● EXERCISE OBJECTIVE: Among the entries below, find the lines with the word "Honda" and copy them.

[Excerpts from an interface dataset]
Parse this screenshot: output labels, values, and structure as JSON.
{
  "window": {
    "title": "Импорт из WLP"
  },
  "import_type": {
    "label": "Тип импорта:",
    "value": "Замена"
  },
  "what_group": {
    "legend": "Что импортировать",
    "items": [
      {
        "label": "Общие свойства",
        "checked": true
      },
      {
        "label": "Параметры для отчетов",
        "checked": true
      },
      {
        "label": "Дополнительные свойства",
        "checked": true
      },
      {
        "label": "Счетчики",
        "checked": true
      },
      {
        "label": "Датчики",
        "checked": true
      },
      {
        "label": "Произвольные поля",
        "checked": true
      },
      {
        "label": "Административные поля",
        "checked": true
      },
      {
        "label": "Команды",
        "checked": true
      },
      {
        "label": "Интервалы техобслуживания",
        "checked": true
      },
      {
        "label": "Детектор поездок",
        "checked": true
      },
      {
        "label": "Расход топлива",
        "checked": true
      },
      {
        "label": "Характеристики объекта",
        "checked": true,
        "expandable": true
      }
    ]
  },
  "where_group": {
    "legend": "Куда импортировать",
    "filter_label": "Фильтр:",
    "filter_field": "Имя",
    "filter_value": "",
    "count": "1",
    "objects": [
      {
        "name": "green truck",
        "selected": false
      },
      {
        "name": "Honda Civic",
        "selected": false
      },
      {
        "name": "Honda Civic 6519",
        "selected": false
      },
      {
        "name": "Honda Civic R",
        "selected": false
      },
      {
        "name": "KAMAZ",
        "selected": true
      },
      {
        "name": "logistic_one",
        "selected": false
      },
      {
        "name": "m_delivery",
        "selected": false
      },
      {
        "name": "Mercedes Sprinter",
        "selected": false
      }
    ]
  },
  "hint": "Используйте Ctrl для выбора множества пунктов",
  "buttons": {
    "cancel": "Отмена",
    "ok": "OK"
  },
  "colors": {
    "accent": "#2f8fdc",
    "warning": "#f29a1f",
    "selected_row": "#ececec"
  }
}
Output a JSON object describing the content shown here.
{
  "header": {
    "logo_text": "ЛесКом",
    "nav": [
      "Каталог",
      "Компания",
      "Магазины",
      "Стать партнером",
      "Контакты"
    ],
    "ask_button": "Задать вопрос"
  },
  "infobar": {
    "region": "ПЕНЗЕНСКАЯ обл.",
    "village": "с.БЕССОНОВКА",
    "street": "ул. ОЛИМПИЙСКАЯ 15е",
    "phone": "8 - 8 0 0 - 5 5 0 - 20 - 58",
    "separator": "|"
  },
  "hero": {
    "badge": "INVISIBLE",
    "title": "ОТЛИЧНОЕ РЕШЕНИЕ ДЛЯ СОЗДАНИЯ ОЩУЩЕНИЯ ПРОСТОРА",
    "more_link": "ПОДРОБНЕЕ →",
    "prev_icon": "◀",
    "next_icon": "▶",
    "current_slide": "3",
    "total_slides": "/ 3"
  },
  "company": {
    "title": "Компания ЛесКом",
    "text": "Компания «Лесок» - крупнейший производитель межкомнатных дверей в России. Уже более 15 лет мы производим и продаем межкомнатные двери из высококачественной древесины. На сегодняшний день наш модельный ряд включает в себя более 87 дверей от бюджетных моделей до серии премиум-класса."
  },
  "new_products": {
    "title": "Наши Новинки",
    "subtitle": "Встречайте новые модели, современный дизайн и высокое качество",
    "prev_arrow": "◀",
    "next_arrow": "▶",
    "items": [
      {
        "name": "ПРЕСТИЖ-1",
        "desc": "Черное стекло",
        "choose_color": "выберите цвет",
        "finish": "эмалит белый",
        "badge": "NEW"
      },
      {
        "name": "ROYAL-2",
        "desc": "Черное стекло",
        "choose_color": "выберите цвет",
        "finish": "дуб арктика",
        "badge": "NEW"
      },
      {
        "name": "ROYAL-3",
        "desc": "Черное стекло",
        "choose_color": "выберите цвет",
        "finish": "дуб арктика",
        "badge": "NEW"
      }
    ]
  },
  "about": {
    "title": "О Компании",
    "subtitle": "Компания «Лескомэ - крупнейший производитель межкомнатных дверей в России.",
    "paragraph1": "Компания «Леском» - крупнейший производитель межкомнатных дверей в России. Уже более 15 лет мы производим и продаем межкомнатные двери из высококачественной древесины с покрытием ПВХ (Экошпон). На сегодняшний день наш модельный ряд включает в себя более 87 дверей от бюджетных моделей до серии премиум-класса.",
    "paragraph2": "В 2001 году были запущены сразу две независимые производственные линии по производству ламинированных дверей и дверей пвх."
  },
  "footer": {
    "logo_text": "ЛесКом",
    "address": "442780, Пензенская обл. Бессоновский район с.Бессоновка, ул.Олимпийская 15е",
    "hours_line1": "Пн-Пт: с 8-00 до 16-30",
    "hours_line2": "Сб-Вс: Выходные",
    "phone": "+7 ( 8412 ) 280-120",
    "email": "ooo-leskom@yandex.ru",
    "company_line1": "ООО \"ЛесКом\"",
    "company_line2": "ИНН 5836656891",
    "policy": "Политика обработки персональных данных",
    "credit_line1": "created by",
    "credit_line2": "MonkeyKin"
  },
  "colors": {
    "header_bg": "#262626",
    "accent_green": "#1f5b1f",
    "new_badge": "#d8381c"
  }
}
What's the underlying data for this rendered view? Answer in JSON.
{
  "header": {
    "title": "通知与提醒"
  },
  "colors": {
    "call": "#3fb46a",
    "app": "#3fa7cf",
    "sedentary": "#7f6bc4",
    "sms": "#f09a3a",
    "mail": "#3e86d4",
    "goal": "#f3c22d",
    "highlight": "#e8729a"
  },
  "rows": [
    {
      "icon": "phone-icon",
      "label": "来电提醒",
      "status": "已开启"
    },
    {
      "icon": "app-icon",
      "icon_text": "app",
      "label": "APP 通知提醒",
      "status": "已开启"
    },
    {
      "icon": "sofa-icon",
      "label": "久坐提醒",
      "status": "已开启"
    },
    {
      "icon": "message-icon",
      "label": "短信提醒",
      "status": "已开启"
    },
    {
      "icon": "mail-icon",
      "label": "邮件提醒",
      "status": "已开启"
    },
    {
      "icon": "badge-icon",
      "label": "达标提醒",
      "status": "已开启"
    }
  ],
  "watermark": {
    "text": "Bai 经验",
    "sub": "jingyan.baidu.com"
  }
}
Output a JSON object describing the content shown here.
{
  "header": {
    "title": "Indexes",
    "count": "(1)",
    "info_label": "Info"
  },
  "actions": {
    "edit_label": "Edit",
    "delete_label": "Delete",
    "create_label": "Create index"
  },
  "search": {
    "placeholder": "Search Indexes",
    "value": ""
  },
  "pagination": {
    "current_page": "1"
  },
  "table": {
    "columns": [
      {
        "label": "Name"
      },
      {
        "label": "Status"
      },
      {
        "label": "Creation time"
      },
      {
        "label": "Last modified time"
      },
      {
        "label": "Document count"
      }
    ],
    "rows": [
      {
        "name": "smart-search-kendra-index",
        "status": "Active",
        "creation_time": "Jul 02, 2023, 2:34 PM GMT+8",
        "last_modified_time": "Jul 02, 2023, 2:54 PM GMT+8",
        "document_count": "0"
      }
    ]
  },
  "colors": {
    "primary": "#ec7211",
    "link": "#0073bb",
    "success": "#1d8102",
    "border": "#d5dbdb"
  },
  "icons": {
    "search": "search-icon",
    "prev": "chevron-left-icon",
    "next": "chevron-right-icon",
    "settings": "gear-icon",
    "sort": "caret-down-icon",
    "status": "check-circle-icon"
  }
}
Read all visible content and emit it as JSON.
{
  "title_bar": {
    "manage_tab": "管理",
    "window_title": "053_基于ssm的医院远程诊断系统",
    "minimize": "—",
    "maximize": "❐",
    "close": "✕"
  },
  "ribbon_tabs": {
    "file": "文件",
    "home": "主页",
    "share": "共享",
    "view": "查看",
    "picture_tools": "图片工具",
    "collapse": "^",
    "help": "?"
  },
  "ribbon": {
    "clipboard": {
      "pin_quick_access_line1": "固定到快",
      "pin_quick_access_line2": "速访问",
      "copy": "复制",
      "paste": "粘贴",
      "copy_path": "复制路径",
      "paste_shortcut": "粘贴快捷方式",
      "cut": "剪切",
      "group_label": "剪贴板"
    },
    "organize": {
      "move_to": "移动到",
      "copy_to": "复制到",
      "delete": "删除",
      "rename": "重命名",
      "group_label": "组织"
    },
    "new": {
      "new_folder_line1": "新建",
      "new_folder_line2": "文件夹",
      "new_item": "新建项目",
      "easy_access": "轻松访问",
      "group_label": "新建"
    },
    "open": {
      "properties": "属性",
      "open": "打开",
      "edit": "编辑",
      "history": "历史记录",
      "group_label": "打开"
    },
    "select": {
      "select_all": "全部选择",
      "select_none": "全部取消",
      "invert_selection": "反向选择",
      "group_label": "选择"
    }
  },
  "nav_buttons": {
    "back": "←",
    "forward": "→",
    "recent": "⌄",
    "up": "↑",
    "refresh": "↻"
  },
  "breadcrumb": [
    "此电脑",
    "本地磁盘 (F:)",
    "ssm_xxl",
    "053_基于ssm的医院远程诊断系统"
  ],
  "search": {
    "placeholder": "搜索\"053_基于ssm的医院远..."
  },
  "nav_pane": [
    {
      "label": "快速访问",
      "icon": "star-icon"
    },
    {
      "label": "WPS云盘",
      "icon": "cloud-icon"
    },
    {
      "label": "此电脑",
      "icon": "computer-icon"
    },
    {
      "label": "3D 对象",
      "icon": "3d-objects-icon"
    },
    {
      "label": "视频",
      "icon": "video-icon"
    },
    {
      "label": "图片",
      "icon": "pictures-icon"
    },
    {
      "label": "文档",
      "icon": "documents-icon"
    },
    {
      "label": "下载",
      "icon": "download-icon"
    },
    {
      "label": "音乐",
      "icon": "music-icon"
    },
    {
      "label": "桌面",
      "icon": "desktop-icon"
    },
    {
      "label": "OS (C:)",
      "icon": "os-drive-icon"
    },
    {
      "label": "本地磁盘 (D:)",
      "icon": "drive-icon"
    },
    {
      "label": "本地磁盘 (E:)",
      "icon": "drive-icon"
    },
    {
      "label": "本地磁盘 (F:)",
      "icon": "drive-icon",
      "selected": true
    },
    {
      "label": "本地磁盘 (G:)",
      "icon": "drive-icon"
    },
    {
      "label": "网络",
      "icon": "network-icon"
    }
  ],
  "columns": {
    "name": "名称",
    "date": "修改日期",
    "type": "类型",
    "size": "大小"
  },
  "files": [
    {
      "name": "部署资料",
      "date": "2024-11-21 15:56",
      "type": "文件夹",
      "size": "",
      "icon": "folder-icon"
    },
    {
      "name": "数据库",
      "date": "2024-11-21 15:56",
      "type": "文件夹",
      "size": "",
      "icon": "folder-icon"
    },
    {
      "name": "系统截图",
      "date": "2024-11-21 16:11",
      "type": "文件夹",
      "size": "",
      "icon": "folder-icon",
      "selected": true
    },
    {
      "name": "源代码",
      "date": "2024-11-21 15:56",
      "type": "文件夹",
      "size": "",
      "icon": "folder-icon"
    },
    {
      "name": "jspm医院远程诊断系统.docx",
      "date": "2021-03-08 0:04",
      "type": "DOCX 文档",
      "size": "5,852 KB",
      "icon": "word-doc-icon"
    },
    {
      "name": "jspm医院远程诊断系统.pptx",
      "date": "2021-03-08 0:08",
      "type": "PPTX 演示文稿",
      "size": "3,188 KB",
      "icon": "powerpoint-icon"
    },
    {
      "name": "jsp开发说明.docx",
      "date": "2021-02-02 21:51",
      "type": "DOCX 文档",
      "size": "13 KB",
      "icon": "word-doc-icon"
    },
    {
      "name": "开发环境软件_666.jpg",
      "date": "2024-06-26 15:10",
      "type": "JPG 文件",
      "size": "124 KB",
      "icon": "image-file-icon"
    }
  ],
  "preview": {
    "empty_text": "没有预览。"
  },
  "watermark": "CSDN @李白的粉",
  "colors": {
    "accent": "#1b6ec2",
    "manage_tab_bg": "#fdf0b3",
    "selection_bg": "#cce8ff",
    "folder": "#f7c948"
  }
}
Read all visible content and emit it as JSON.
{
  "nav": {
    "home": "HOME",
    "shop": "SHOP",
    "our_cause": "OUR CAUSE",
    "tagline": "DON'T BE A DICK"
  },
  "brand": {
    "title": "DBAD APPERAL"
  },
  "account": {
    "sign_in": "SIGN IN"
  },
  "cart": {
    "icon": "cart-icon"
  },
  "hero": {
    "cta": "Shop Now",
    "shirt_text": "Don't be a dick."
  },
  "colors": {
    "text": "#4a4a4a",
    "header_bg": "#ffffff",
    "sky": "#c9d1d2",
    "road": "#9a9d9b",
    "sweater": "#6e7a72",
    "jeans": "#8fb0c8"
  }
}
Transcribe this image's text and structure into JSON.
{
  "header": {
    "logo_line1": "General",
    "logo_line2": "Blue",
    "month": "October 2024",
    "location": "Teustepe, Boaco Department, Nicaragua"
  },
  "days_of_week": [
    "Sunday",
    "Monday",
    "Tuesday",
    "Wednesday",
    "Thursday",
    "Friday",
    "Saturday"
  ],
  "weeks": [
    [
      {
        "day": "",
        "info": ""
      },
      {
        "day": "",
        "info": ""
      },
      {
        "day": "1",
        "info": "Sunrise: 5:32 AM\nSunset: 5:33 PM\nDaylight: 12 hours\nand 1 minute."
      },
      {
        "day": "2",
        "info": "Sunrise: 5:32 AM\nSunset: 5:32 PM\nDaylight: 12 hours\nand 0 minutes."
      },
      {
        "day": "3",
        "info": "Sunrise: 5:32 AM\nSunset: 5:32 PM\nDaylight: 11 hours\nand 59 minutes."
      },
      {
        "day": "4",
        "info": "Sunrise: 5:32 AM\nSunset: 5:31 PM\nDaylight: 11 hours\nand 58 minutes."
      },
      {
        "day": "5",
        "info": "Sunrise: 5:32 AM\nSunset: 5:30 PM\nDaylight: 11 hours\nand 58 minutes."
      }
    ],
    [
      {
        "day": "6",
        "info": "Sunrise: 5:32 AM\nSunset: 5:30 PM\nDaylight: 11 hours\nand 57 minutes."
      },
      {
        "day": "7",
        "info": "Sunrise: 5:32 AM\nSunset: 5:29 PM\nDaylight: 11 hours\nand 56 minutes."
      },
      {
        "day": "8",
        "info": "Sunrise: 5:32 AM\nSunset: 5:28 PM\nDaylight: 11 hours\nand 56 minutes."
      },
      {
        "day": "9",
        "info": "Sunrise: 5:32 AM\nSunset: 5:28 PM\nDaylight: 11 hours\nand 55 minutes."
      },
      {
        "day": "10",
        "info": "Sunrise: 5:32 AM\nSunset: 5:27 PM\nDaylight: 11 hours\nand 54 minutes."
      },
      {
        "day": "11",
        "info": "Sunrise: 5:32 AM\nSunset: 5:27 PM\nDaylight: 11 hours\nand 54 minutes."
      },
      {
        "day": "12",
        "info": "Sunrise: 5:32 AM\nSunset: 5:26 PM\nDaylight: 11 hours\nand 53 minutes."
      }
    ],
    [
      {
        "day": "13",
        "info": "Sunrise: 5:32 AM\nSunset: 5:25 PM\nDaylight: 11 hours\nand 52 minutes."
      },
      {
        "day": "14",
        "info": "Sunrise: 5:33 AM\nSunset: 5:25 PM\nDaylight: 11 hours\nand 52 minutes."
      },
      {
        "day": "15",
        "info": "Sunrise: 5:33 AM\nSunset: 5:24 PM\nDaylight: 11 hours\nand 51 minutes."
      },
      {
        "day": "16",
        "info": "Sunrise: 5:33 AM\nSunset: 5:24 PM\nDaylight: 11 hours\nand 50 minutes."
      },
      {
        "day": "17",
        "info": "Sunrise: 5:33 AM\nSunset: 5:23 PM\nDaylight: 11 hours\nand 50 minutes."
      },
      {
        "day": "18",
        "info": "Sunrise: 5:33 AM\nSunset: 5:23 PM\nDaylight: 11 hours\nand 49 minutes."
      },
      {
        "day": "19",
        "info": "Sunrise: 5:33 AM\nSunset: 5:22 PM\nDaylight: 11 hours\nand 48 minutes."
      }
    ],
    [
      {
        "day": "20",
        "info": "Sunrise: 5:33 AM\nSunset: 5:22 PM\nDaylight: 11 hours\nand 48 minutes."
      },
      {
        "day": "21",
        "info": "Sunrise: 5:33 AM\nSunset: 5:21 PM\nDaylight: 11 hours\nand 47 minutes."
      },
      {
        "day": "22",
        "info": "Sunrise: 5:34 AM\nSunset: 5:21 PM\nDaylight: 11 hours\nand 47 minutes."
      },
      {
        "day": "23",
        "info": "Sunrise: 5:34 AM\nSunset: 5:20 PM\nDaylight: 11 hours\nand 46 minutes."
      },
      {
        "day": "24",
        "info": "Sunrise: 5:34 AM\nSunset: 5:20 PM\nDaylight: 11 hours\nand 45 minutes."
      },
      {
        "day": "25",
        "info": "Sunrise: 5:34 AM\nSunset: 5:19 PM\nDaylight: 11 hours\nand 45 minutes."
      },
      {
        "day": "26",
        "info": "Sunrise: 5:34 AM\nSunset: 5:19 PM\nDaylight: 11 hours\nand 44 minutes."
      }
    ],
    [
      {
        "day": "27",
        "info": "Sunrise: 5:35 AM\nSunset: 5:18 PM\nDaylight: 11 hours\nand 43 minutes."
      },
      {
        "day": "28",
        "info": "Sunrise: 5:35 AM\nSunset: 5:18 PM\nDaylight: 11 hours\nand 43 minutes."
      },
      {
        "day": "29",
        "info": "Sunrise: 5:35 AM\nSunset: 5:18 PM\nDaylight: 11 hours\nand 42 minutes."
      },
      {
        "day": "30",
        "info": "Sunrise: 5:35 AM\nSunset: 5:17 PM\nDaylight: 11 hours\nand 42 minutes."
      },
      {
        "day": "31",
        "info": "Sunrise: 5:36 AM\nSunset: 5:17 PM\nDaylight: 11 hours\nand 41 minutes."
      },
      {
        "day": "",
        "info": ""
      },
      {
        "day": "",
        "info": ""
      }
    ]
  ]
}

● EXERCISE SOLUTION:
        "name": "Honda Civic",
        "name": "Honda Civic 6519",
        "name": "Honda Civic R",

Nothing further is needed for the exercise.